» Brief: This task calls for copying each line below that contains "true".

(Data shown begins)

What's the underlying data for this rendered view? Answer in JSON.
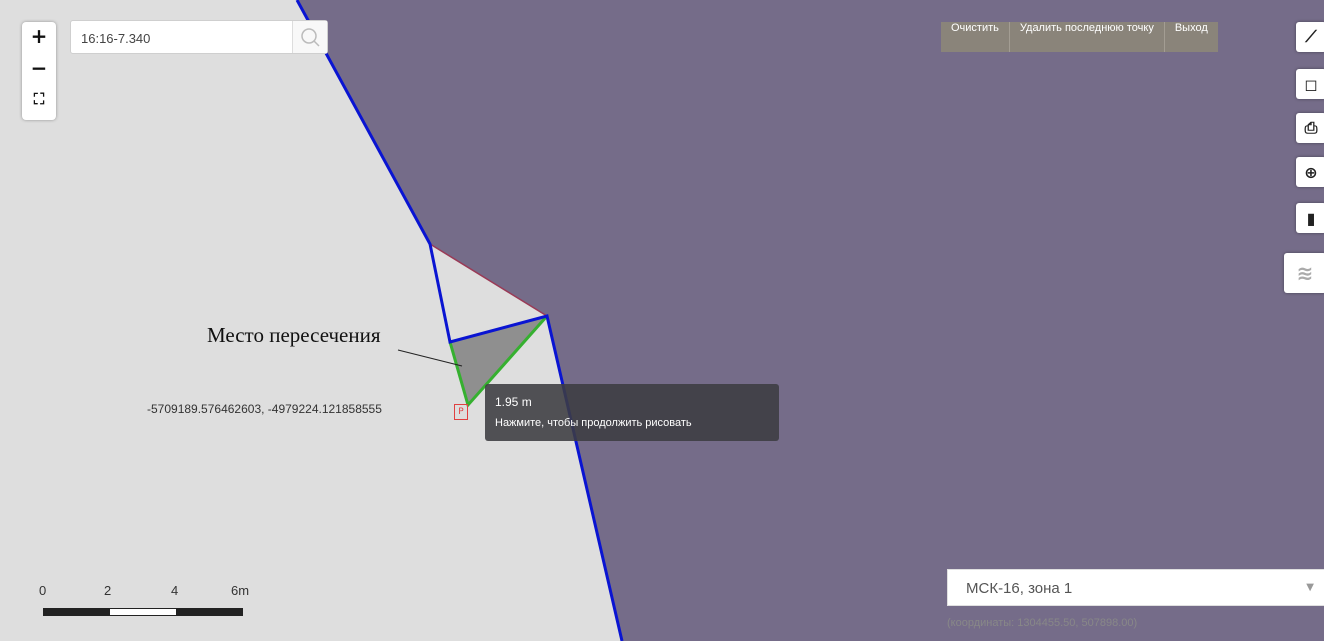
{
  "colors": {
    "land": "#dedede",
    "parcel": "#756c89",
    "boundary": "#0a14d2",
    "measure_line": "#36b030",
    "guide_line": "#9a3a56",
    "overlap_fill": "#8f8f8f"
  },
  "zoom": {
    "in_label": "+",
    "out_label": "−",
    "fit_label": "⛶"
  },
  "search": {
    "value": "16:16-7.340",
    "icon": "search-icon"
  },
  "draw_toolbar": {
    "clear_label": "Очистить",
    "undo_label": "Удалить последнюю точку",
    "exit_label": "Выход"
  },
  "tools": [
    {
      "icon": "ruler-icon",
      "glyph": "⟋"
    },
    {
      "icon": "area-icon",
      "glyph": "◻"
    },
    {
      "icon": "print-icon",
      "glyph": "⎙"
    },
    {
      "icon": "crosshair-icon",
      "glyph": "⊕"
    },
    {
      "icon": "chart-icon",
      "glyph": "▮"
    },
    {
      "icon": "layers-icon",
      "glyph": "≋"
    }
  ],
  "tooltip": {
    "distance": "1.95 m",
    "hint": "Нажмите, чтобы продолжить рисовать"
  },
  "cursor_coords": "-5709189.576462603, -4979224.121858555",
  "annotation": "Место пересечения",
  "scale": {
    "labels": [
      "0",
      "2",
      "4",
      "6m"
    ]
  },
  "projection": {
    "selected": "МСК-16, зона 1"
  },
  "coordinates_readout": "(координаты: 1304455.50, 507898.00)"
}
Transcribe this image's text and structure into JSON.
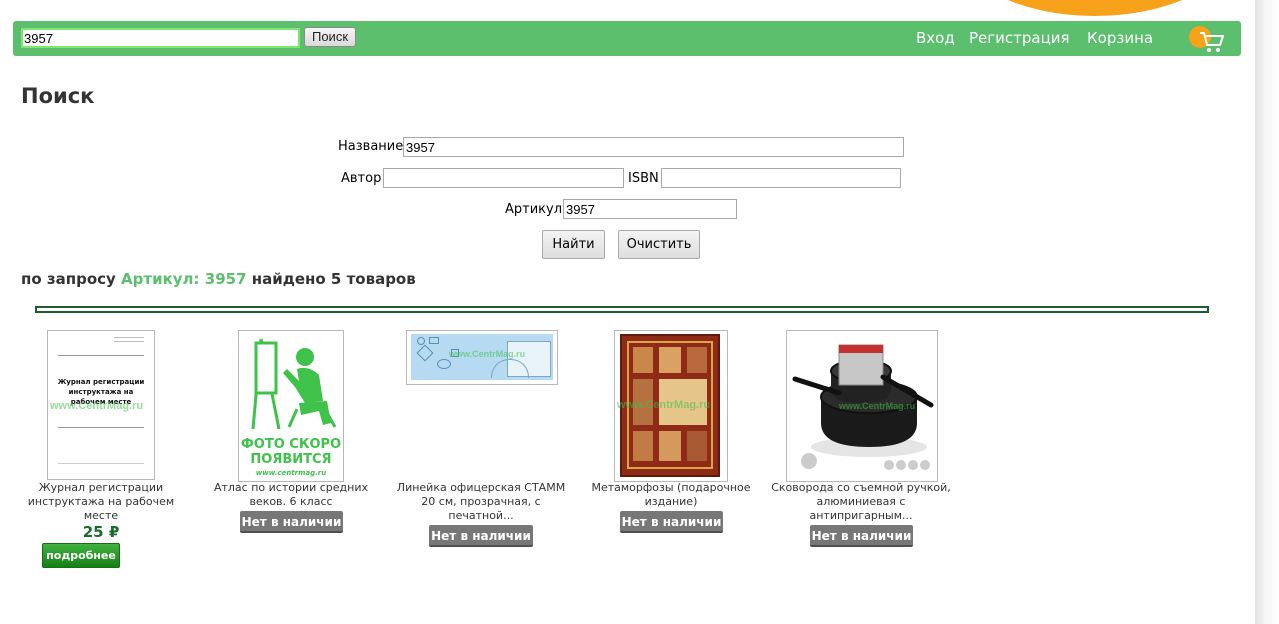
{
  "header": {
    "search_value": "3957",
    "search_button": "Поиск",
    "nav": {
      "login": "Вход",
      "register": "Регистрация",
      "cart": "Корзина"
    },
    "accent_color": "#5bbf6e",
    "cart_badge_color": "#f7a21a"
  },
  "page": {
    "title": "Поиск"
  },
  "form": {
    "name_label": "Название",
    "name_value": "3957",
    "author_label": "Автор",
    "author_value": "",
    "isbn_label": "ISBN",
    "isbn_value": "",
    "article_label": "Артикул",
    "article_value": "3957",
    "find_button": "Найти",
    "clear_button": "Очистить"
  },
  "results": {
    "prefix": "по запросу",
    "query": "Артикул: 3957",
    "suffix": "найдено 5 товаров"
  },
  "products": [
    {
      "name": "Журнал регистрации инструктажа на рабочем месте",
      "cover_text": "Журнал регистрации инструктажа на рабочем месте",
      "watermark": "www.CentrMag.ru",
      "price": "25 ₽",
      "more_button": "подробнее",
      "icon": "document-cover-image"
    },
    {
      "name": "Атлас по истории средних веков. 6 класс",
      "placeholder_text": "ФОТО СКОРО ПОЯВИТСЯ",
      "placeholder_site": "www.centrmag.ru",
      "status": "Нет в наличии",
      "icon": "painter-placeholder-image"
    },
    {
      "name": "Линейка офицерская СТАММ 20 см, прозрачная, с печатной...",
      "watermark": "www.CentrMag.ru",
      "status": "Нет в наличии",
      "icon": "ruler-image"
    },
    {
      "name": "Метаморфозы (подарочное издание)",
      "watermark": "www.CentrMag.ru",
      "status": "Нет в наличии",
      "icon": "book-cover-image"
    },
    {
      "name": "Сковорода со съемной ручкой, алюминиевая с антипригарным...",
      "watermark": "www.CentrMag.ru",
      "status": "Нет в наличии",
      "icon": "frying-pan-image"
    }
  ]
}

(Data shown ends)
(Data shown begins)

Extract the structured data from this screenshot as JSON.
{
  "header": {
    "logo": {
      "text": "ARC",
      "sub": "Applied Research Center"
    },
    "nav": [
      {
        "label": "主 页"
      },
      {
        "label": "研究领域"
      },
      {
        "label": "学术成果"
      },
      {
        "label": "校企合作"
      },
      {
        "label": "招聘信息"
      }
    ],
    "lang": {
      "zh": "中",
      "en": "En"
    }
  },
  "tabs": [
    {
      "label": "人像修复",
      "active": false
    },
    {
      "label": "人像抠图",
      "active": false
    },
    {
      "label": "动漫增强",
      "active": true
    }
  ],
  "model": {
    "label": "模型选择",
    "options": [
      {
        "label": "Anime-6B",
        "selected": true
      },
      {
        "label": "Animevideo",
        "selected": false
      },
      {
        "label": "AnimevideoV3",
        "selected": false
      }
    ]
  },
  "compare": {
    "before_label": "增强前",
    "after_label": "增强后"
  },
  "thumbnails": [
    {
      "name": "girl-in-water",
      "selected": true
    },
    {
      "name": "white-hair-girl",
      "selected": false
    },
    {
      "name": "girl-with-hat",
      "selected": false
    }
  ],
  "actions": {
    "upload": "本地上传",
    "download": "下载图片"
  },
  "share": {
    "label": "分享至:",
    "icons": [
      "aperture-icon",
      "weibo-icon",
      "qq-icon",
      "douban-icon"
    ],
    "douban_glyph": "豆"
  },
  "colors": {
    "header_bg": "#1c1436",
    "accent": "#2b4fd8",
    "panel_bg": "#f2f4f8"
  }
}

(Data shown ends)

» Answer box:
      "active": true
        "selected": true
      "selected": true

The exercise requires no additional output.